everywhere. There are these mosaics, gardens of sponges, groves of sea fans, fields of sea pens. It’s so mysterious.
“That’s part of our work, making the invisible visible. There are all these wonders in the deep sea. Yes, a healthy ocean underpins our food security, job security and healthy climate, but it’s also just amazing.”
She cites the barriers to deep sea exploration – scientists say the global map of the ocean floor is less detailed than maps of Mars, or Venus – because of the high costs of boats working offshore and technology that is still developing for visual surveys.
“For 150 years we put nets down or used machines to take bites out of the seabed. This work we are doing is about shining light on ecosystems. If you had to sample a forest from a helicopter, you would drag a basket through a forest; you wouldn’t get much of a picture of the forest and maybe catch some birds and insects.
“Now with the camera systems we have you can walk in that forest and see it for all the complexity and details and understand it.”
In all, she and her team emerged with more than 3 000 seabed images, gigabytes of video footage and at least 600 biodiversity samples.
Discoveries included a steep coral encrusted rocky ridge on the slope of Port Elizabeth, submarine canyons in the Amathole area and coral habitats at Browns Bank.
Future research includes prob- ing the effects of climate change on deep-water coral habitats and the impact of demersal trawling on deep-sea ecosystems.
Sink’s work focuses on expanding South Africa’s marine-protected areas (MPAs) “to protect offshore ecosystems, species and the processes that sustain them” and she hopes that their expedition will support the creation and expansion of these last “refuges” for marine ecosystems.
Consider that MPAs encompass less than half of 1% of South Africa’s waters with more than 98% of its waters under petroleum and mining leases.
In February last year, the government proposed 21 new MPAs.
But there is hope says Sink, with Operation Phakisa committing to protect 5% of our marine waters this year. “Now we’re advancing protection into the offshore arena where activities are diversifying and expanding into deep water.”
Sink and her team traversed seven of the proposed MPAs, most of which have never been viewed before. “One of the project’s goals is to understand what different habitat types we have and what their sensitivities are because we’re expanding activities into the ocean environment all the time.
“It used to be ships and fishing, now we’re increasing oil and gas, and diversifying our mineral interests. We can use small parts of the seabed as reference areas so we can understand what habitats look like in healthy conditions and put the appropriate management plans in place.”
South Africa’s MPAs, Sink explains, conserve habitats and species found nowhere else on earth, support the recovery of overexploited and endemic linefish and can support a growing tourism economy.

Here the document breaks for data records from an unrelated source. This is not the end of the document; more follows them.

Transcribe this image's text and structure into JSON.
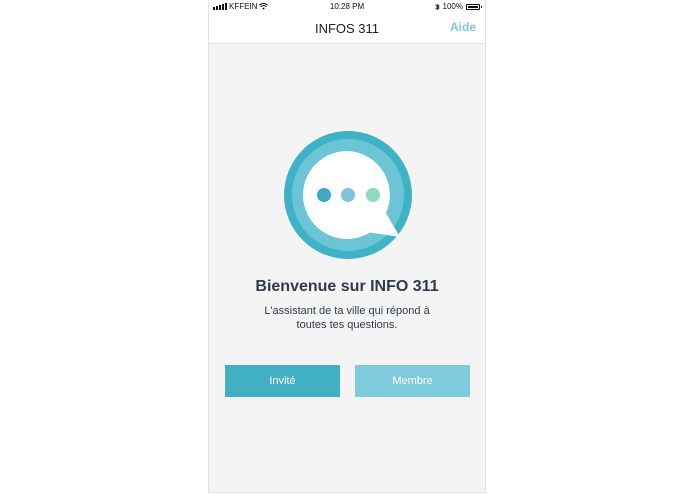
{
  "status_bar": {
    "carrier": "KFFEIN",
    "time": "10:28 PM",
    "battery": "100%"
  },
  "nav": {
    "title": "INFOS 311",
    "help_label": "Aide"
  },
  "welcome": {
    "title": "Bienvenue sur INFO 311",
    "subtitle_line1": "L'assistant de ta ville qui répond à",
    "subtitle_line2": "toutes tes questions."
  },
  "buttons": {
    "guest_label": "Invité",
    "member_label": "Membre"
  },
  "colors": {
    "accent": "#41b0c4",
    "accent_light": "#80cade",
    "help_link": "#7cc8df",
    "text_dark": "#2f3b4a",
    "dot_1": "#3fa8c2",
    "dot_2": "#7ec4da",
    "dot_3": "#8dd9c4"
  },
  "icons": [
    "signal-icon",
    "wifi-icon",
    "bluetooth-icon",
    "battery-icon",
    "chat-bubble-logo-icon"
  ]
}
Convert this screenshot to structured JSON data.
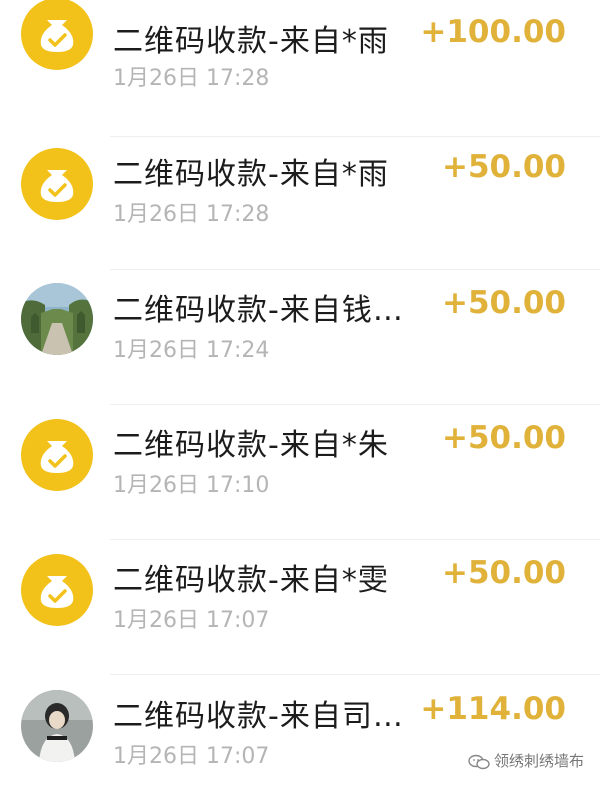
{
  "transactions": [
    {
      "title": "二维码收款-来自*雨",
      "time": "1月26日 17:28",
      "amount": "+100.00",
      "avatar": "money-bag-icon"
    },
    {
      "title": "二维码收款-来自*雨",
      "time": "1月26日 17:28",
      "amount": "+50.00",
      "avatar": "money-bag-icon"
    },
    {
      "title": "二维码收款-来自钱…",
      "time": "1月26日 17:24",
      "amount": "+50.00",
      "avatar": "photo-avatar-road"
    },
    {
      "title": "二维码收款-来自*朱",
      "time": "1月26日 17:10",
      "amount": "+50.00",
      "avatar": "money-bag-icon"
    },
    {
      "title": "二维码收款-来自*雯",
      "time": "1月26日 17:07",
      "amount": "+50.00",
      "avatar": "money-bag-icon"
    },
    {
      "title": "二维码收款-来自司…",
      "time": "1月26日 17:07",
      "amount": "+114.00",
      "avatar": "photo-avatar-person"
    }
  ],
  "colors": {
    "coin": "#f2c21a",
    "amount": "#e0b23a",
    "title": "#1c1c1c",
    "time": "#b5b5b5"
  },
  "watermark": {
    "text": "领绣刺绣墙布"
  }
}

MPAs can help protect nursery and spawning areas to ensure valuable ecosystem services such as fisheries can continue in an increasingly industrialised ocean, she says.
MPAs can act as insurance against management failure and “this is particularly important in the deep sea where we still have so much to learn”.

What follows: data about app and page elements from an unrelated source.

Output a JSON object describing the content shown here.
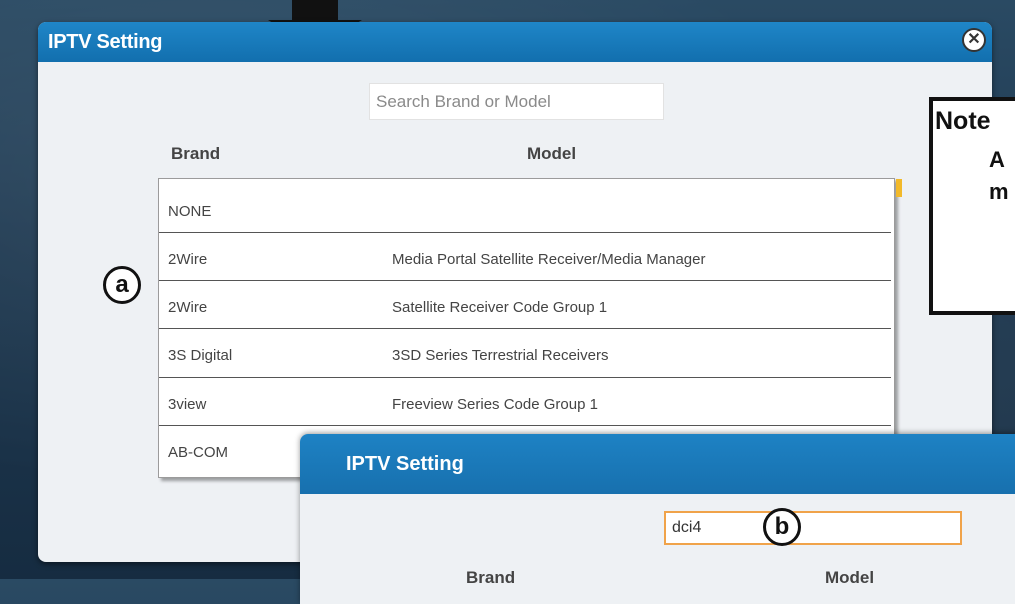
{
  "main_dialog": {
    "title": "IPTV Setting",
    "close_glyph": "✕",
    "search_placeholder": "Search Brand or Model",
    "headers": {
      "brand": "Brand",
      "model": "Model"
    },
    "rows": [
      {
        "brand": "NONE",
        "model": ""
      },
      {
        "brand": "2Wire",
        "model": "Media Portal Satellite Receiver/Media Manager"
      },
      {
        "brand": "2Wire",
        "model": "Satellite Receiver Code Group 1"
      },
      {
        "brand": "3S Digital",
        "model": "3SD Series Terrestrial Receivers"
      },
      {
        "brand": "3view",
        "model": "Freeview Series Code Group 1"
      },
      {
        "brand": "AB-COM",
        "model": ""
      }
    ]
  },
  "annotations": {
    "badge_a": "a",
    "badge_b": "b",
    "note": {
      "title": "Note",
      "line2": "A",
      "line3": "m"
    }
  },
  "second_dialog": {
    "title": "IPTV Setting",
    "search_value": "dci4",
    "headers": {
      "brand": "Brand",
      "model": "Model"
    }
  },
  "colors": {
    "header_blue": "#1f86c8",
    "scroll_accent": "#f2b92a",
    "focus_border": "#f0a34a"
  }
}
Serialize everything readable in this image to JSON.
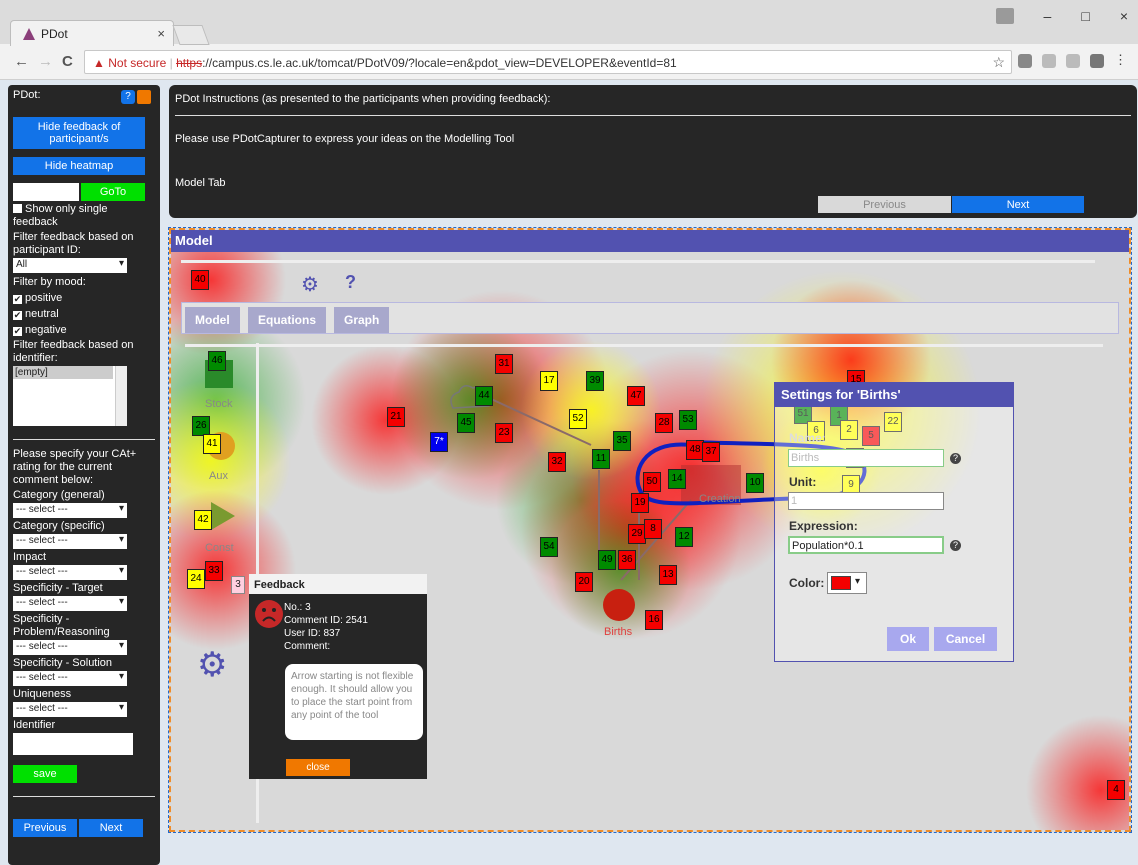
{
  "browser": {
    "tab_title": "PDot",
    "close": "×",
    "url_warning": "Not secure",
    "url_scheme": "https",
    "url_rest": "://campus.cs.le.ac.uk/tomcat/PDotV09/?locale=en&pdot_view=DEVELOPER&eventId=81",
    "back": "←",
    "forward": "→",
    "reload": "C",
    "star": "☆",
    "minimize": "–",
    "maximize": "□",
    "close_window": "×"
  },
  "left": {
    "title": "PDot:",
    "hide_feedback": "Hide feedback of participant/s",
    "hide_heatmap": "Hide heatmap",
    "goto": "GoTo",
    "single_feedback": "Show only single feedback",
    "filter_participant": "Filter feedback based on participant ID:",
    "participant_value": "All",
    "filter_mood": "Filter by mood:",
    "positive": "positive",
    "neutral": "neutral",
    "negative": "negative",
    "filter_identifier": "Filter feedback based on identifier:",
    "identifier_item": "[empty]",
    "cat_prompt": "Please specify your CAt+ rating for the current comment below:",
    "cat_general": "Category (general)",
    "cat_specific": "Category (specific)",
    "impact": "Impact",
    "spec_target": "Specificity - Target",
    "spec_problem": "Specificity - Problem/Reasoning",
    "spec_solution": "Specificity - Solution",
    "uniqueness": "Uniqueness",
    "identifier": "Identifier",
    "select": "--- select ---",
    "save": "save",
    "previous": "Previous",
    "next": "Next"
  },
  "top": {
    "instructions": "PDot Instructions (as presented to the participants when providing feedback):",
    "line2": "Please use PDotCapturer to express your ideas on the Modelling Tool",
    "line3": "Model Tab",
    "previous": "Previous",
    "next": "Next"
  },
  "model": {
    "title": "Model",
    "tabs": [
      "Model",
      "Equations",
      "Graph"
    ],
    "palette": [
      "Stock",
      "Aux",
      "Const"
    ],
    "births_label": "Births",
    "creation_label": "Creation",
    "gear": "⚙",
    "help": "?"
  },
  "settings": {
    "title": "Settings for 'Births'",
    "name_label": "Name:",
    "name_value": "Births",
    "unit_label": "Unit:",
    "unit_value": "1",
    "expr_label": "Expression:",
    "expr_value": "Population*0.1",
    "color_label": "Color:",
    "ok": "Ok",
    "cancel": "Cancel"
  },
  "feedback": {
    "title": "Feedback",
    "number": "3",
    "no": "No.: 3",
    "comment_id": "Comment ID: 2541",
    "user_id": "User ID: 837",
    "comment_label": "Comment:",
    "comment": "Arrow starting is not flexible enough. It should allow you to place the start point from any point of the tool",
    "close": "close"
  },
  "markers": [
    {
      "n": "40",
      "c": "r"
    },
    {
      "n": "46",
      "c": "g"
    },
    {
      "n": "26",
      "c": "g"
    },
    {
      "n": "41",
      "c": "y"
    },
    {
      "n": "42",
      "c": "y"
    },
    {
      "n": "24",
      "c": "y"
    },
    {
      "n": "33",
      "c": "r"
    },
    {
      "n": "31",
      "c": "r"
    },
    {
      "n": "17",
      "c": "y"
    },
    {
      "n": "39",
      "c": "g"
    },
    {
      "n": "44",
      "c": "g"
    },
    {
      "n": "21",
      "c": "r"
    },
    {
      "n": "45",
      "c": "g"
    },
    {
      "n": "23",
      "c": "r"
    },
    {
      "n": "7*",
      "c": "b"
    },
    {
      "n": "47",
      "c": "r"
    },
    {
      "n": "52",
      "c": "y"
    },
    {
      "n": "28",
      "c": "r"
    },
    {
      "n": "53",
      "c": "g"
    },
    {
      "n": "35",
      "c": "g"
    },
    {
      "n": "48",
      "c": "r"
    },
    {
      "n": "37",
      "c": "r"
    },
    {
      "n": "32",
      "c": "r"
    },
    {
      "n": "11",
      "c": "g"
    },
    {
      "n": "50",
      "c": "r"
    },
    {
      "n": "14",
      "c": "g"
    },
    {
      "n": "10",
      "c": "g"
    },
    {
      "n": "19",
      "c": "r"
    },
    {
      "n": "29",
      "c": "r"
    },
    {
      "n": "8",
      "c": "r"
    },
    {
      "n": "12",
      "c": "g"
    },
    {
      "n": "54",
      "c": "g"
    },
    {
      "n": "49",
      "c": "g"
    },
    {
      "n": "36",
      "c": "r"
    },
    {
      "n": "13",
      "c": "r"
    },
    {
      "n": "20",
      "c": "r"
    },
    {
      "n": "16",
      "c": "r"
    },
    {
      "n": "15",
      "c": "r"
    },
    {
      "n": "51",
      "c": "g"
    },
    {
      "n": "6",
      "c": "y"
    },
    {
      "n": "1",
      "c": "g"
    },
    {
      "n": "2",
      "c": "y"
    },
    {
      "n": "5",
      "c": "r"
    },
    {
      "n": "22",
      "c": "y"
    },
    {
      "n": "18",
      "c": "y"
    },
    {
      "n": "9",
      "c": "y"
    },
    {
      "n": "4",
      "c": "r"
    }
  ]
}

Sink’s love for the sea runs deep. “The ocean is so relevant to us – every second breath we take is delivered by the ocean – the healthy plankton in the ocean gives us oxygen and is more important to us than the Amazon.

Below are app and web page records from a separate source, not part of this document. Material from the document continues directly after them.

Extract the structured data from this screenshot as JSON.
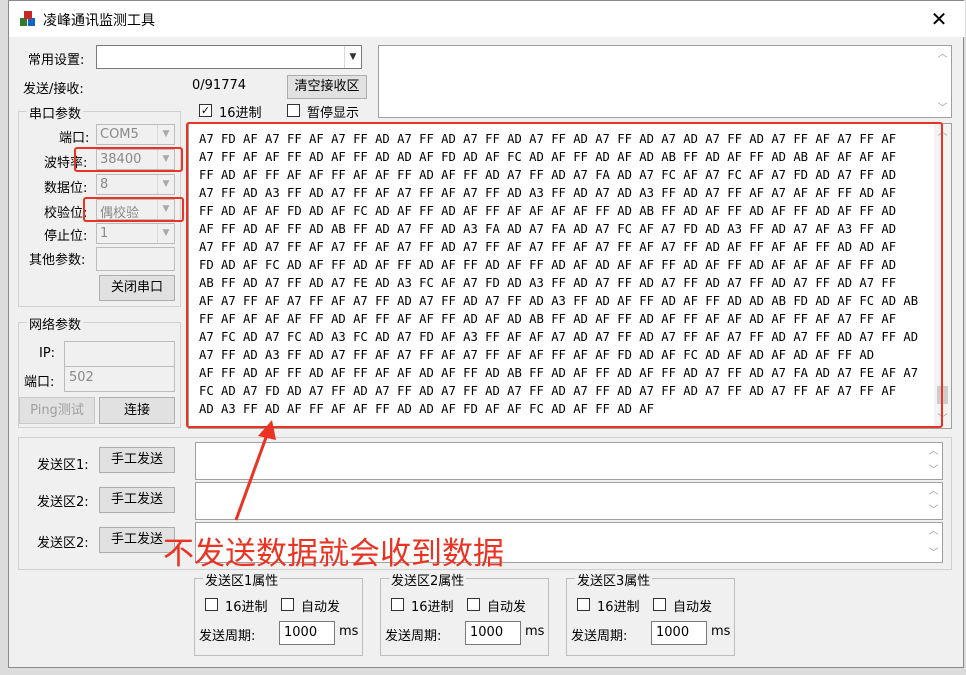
{
  "window": {
    "title": "凌峰通讯监测工具"
  },
  "settings": {
    "common_label": "常用设置:",
    "send_recv_label": "发送/接收:",
    "send_recv_value": "0/91774",
    "clear_button": "清空接收区",
    "hex_label": "16进制",
    "hex_checked": true,
    "pause_label": "暂停显示",
    "pause_checked": false
  },
  "serial": {
    "group_title": "串口参数",
    "port_label": "端口:",
    "port_value": "COM5",
    "baud_label": "波特率:",
    "baud_value": "38400",
    "databits_label": "数据位:",
    "databits_value": "8",
    "parity_label": "校验位:",
    "parity_value": "偶校验",
    "stopbits_label": "停止位:",
    "stopbits_value": "1",
    "other_label": "其他参数:",
    "close_button": "关闭串口"
  },
  "network": {
    "group_title": "网络参数",
    "ip_label": "IP:",
    "port_label": "端口:",
    "port_value": "502",
    "ping_button": "Ping测试",
    "connect_button": "连接"
  },
  "receive": {
    "lines": [
      "A7 FD AF A7 FF AF A7 FF AD A7 FF AD A7 FF AD A7 FF AD A7 FF AD A7 AD A7 FF AD A7 FF AF A7 FF AF",
      "A7 FF AF AF FF AD AF FF AD AD AF FD AD AF FC AD AF FF AD AF AD AB FF AD AF FF AD AB AF AF AF AF",
      "FF AD AF FF AF AF FF AF AF FF AD AF FF AD A7 FF AD A7 FA AD A7 FC AF A7 FC AF A7 FD AD A7 FF AD",
      "A7 FF AD A3 FF AD A7 FF AF A7 FF AF A7 FF AD A3 FF AD A7 AD A3 FF AD A7 FF AF A7 AF AF FF AD AF",
      "FF AD AF AF FD AD AF FC AD AF FF AD AF FF AF AF AF AF FF AD AB FF AD AF FF AD AF FF AD AF FF AD",
      "AF FF AD AF FF AD AB FF AD A7 FF AD A3 FA AD A7 FA AD A7 FC AF A7 FD AD A3 FF AD A7 AF A3 FF AD",
      "A7 FF AD A7 FF AF A7 FF AF A7 FF AD A7 FF AF A7 FF AF A7 FF AF A7 FF AD AF FF AF AF FF AD AD AF",
      "FD AD AF FC AD AF FF AD AF FF AD AF FF AD AF FF AD AF AD AF AF FF AD AF FF AD AF AF AF AF FF AD",
      "AB FF AD A7 FF AD A7 FE AD A3 FC AF A7 FD AD A3 FF AD A7 FF AD A7 FF AD A7 FF AD A7 FF AD A7 FF",
      "AF A7 FF AF A7 FF AF A7 FF AD A7 FF AD A7 FF AD A3 FF AD AF FF AD AF FF AD AD AB FD AD AF FC AD AB",
      "FF AF AF AF AF FF AD AF FF AF AF FF AD AF AD AB FF AD AF FF AD AF FF AF AF AD AF FF AF A7 FF AF",
      "A7 FC AD A7 FC AD A3 FC AD A7 FD AF A3 FF AF AF A7 AD A7 FF AD A7 FF AF A7 FF AD A7 FF AD A7 FF AD",
      "A7 FF AD A3 FF AD A7 FF AF A7 FF AF A7 FF AF AF FF AF AF FD AD AF FC AD AF AD AF AD AF FF AD",
      "AF FF AD AF FF AD AF FF AF AF AD AF FF AD AB FF AD AF FF AD AF FF AD A7 FF AD A7 FA AD A7 FE AF A7",
      "FC AD A7 FD AD A7 FF AD A7 FF AD A7 FF AD A7 FF AD A7 FF AD A7 FF AD A7 FF AD A7 FF AF A7 FF AF",
      "AD A3 FF AD AF FF AF AF FF AD AD AF FD AF AF FC AD AF FF AD AF"
    ]
  },
  "send": {
    "rows": [
      {
        "label": "发送区1:",
        "button": "手工发送"
      },
      {
        "label": "发送区2:",
        "button": "手工发送"
      },
      {
        "label": "发送区2:",
        "button": "手工发送"
      }
    ],
    "props": [
      {
        "title": "发送区1属性",
        "hex_label": "16进制",
        "auto_label": "自动发",
        "period_label": "发送周期:",
        "period_value": "1000",
        "unit": "ms"
      },
      {
        "title": "发送区2属性",
        "hex_label": "16进制",
        "auto_label": "自动发",
        "period_label": "发送周期:",
        "period_value": "1000",
        "unit": "ms"
      },
      {
        "title": "发送区3属性",
        "hex_label": "16进制",
        "auto_label": "自动发",
        "period_label": "发送周期:",
        "period_value": "1000",
        "unit": "ms"
      }
    ]
  },
  "annotation": {
    "text": "不发送数据就会收到数据",
    "color": "#ea3323"
  }
}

“There are ocean ingredients in our toothpaste. Open the medicine cabinet and it’s full of ocean ingredients.”
Research is under way to probe how sea slugs, found only in South Africa, are believed to have compounds that have found effective to combat oesophageal cancer, prevalent in the Eastern Cape.
“We’re finding interesting chemistry in these deep-sea environments. Many of these deep sea species could have important cures or solutions we haven’t anticipated,” Sink enthuses.